"The content and timing of the release of the written transcript are strictly regulated," the spokesperson adds. "Transcripts of pertinent portions of cockpit voice recordings are released at a Safety Board public hearing on the accident, or, if no hearing is held, when a majority of the factual reports are made public."
NTSB spokesperson Ted Lopatkiewicz has told The Wave that there may be such a hearing "sometime this summer," and probably in Washington, D.C.
There are those, however, who believe that what is on the CVR is critical to understanding the sequence of events leading up to the crash, and ultimately, the cause of the crash itself.

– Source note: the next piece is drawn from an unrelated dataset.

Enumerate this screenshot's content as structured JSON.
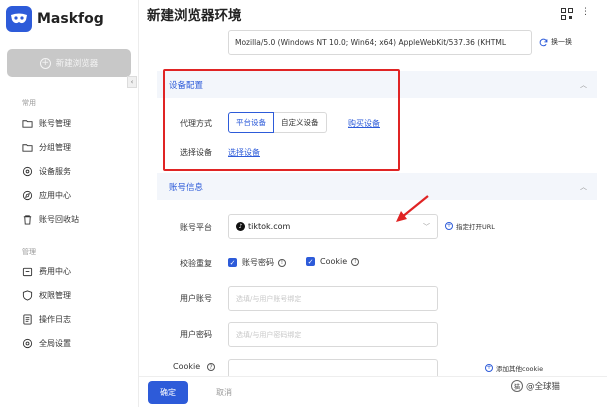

Victor Tromettas is a computer specialist with a large company in Manhattan. He lives in Queens. While he admits that he is not an expert on aircraft accidents, nor even a pilot, he has spent lots of time examining the material released by both the NTSB and the Federal Aviation Agency (FAA) and he has culled some interesting tidbits from that material.
Tromettas says that NTSB spokesperson George Black, speaking at a news conference on November 16, provided the first clue.
"The pilots of flight 587 were probably unaware the tail fin and rudder had broken off as they struggled to control the plane," he is quoted as saying. "Without those parts, the jetliner would have suffered a loss of stability and turning control. They did not have a rearview mirror, they had no idea that they had lost the tail."
"When they started talking about max power – they’ve gone into recovery mode," he added. "And they might be recovering from the wrong thing, because they did not know that the tail fin was gone."
Like others who heard the statement and read the NTSB reports, Tromettas assumed that the command to go to max power heard on the CVR came after the unexplained swings in the rudder.
Those eight seconds when the tail began to swing have been the focus of the investigation.
In fact, a close check of the material released by the two agencies shows that the call for max power – the "recovery mode that Black speaks of – came 19 seconds prior to that time frame.
"I asked lots of aviation people about this," Tromettas told The Wave. "I asked them if the pilots would have called for max power if there was not a catastrophic event going on with the aircraft. They all told me that they would not have done that."
"If the call for max power came before the tail swings began, then the loss of control came before that time as well," he adds.
Tromettas has posted a map that includes a time line on his website at www.usread.com. That map shows the annotated flight paths of both flight 587 and the JAL heavy that reported caused the wake vortex and turbulence that may have brought 587 down in Rockaway.
His map also shows the location of a number of eyewitnesses who claim to have seen explosions and fire on the plane before it began to break up.
"There is a reason that the pilots called for max power prior to the fluctuations seen on the Flight Data Recorder," Tromettas says. "We won’t know that reason until the tape of the CVR is released."
If the NTSB has its way, that may never happen.